Below are records; give the number of their lines that hold the word "Printed", and write nothing more.

## Supplied material
----
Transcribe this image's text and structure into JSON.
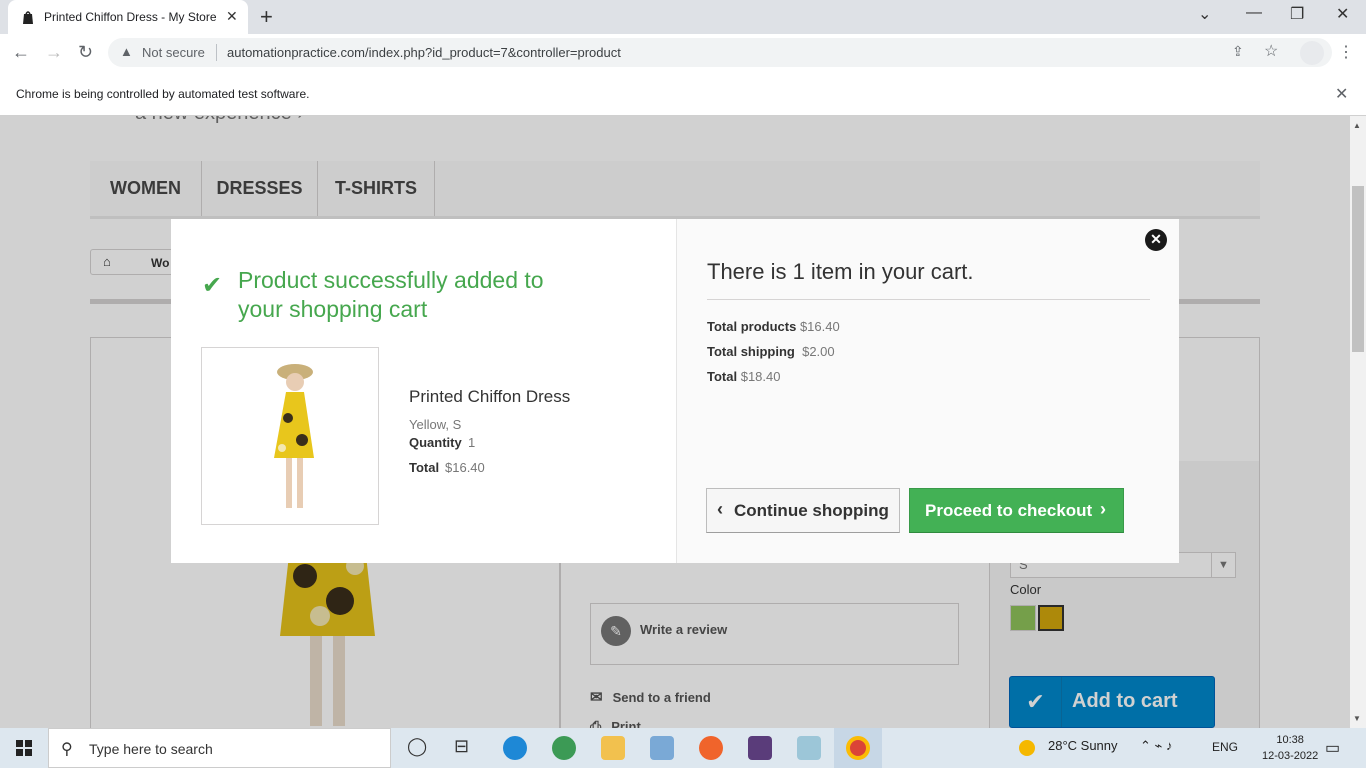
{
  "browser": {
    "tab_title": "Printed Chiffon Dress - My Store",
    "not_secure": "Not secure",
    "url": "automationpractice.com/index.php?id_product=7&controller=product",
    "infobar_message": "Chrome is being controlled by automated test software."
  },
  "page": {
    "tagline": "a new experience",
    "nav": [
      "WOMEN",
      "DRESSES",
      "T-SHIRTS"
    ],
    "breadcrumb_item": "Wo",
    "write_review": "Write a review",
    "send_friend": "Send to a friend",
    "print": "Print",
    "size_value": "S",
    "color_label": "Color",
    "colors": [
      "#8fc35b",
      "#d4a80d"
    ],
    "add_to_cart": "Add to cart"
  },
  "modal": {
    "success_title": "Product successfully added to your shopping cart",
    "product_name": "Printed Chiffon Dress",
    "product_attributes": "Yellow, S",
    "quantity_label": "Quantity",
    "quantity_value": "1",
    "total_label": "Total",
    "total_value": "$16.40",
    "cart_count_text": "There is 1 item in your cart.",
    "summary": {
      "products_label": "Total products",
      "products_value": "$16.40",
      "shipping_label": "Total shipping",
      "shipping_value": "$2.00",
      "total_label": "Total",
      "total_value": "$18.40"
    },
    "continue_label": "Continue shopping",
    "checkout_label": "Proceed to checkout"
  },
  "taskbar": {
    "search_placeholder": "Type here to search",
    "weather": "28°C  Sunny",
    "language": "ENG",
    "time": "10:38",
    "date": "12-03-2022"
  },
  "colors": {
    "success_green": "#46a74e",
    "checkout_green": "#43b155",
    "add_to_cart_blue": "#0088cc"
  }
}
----
## Written solution
2